Cartagena de Indias
Our stay in Santa Marta was short. Surely we missed opportunities to see some in unusual things, including the Tairona National Park, the Sierra Madre and a place they call the “lost city”, a Kogi Indian civilization that was discovered in the mid 1960‘s. It’s not getting there, though. A couple of backpackers we met had made the sojourn - it took them five days of dense jungle hiking and traversing rivers. Today, the Kogi Indians live in the Sierra Madre range. To read more about their interesting culture google them. Here’s an example of one of the readings I found - http://www.labyrinthina.com/kogi.htm
We had good winds out of Santa Marta and were fortunate to sail most of the way to Cartagena. But it was an uncomfortable sail with the seas coming from the quarter. The winds and seas were choppy and lumpy. The boat felt like a little cork bobbing in the water from one side to another. To even just sit, we had to hold on. But we were thankful just to be able to sail.
On a sailboat, the last few miles to a destination always seem to take forever. We could see the numerous high rise buildings of a Miami-like Cartagena as soon as the sun came up. But it took several more hours to make the approach and come though the long channel. The entrance of the bay still has the sentry forts from the old Spanish colonial days (circa 1500), protecting the city from Sir Francis Drake and his cronies.
Once inside the bay, getting situated at the Club Nautico marina is no simple matter. It’s Mediterranean-style berthing, with a twist. A swimmer needs to swim out and tie either your bow or stern lines to an underwater line. This is all happening while you squeeze the boat in between two other yachts. But in time, we got Lahaina Roads snuggled in between the boats, with her bow facing towards the dock.
Club Nautico marina has seen better days. The docks are in a state of disrepair, the showers are a make-shift set of stalls next to the office and the docks are full of booby traps - you really have to watch your step wherever you walk. Construction seems to be occurring but not at a frenetic pace. Like many other boats, we extended a plank from the dock parallel to the boat (like a diving board), to get on or off the boat. It’s fun and exciting.

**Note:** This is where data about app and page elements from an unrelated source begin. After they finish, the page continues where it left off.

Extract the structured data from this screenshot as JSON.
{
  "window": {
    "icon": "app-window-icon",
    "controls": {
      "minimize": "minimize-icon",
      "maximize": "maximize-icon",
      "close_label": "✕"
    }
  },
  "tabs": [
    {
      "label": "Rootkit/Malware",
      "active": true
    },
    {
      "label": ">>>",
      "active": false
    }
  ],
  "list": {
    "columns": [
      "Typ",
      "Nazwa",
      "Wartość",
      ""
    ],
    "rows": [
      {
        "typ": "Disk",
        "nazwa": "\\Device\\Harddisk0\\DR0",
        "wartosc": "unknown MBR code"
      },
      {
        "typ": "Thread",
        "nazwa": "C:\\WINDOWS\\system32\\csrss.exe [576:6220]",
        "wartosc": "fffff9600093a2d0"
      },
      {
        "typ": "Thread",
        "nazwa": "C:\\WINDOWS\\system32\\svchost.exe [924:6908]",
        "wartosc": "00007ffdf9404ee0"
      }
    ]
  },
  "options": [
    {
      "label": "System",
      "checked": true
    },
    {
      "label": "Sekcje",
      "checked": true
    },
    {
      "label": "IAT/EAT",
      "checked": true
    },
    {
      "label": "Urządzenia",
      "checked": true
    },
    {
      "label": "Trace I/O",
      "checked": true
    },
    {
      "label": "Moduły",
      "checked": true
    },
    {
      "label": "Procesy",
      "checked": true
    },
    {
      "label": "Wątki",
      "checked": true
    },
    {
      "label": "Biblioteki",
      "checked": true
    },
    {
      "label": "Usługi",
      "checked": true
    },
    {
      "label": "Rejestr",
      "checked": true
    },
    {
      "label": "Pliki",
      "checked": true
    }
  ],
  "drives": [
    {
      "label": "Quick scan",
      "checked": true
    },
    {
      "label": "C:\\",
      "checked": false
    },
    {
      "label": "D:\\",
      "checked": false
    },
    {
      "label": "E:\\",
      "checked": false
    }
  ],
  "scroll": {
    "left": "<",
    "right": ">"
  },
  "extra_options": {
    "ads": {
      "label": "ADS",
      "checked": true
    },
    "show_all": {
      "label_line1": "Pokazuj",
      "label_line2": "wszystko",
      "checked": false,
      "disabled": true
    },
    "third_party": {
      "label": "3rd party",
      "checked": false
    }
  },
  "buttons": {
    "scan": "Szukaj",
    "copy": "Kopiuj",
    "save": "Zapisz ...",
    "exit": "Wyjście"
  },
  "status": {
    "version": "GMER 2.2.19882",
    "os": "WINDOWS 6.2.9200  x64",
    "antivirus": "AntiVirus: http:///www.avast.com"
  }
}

At Club Nautico, happy hour starts in the late afternoon. Cruisers who are docked, as well as ones who are anchored, bring their drinks and trade stories on the cruising life, tips for getting things done in town and things to do in Cartagena. It's a fun and dynamic group. Composed of people of various ages, the people are from a number of countries with some being relatively new to cruising while others have been at it for many years.
On one of the days we took a walk to the old walled city. It is not something that can be seen in one day - it’s enormous. The wall itself is four miles long. We stopped for lunch and a very tasty beef steak, rice and beans (con cerveza) at a local restaurant for $4 each. I can see why expats may want to live here!
The buildings in the walled city are colorful, with a distinct Spanish colonial architecture. There are fortifications, sentry stations and canons in various areas. We found lots of markets selling tourist trinkets, local tasty treats, cold beers and Colombia’s famous stone, the emerald. It was a lively introduction to Cartagena.
On Saturday, Marty, who had sailed with us from Aruba, took a flight back home to California.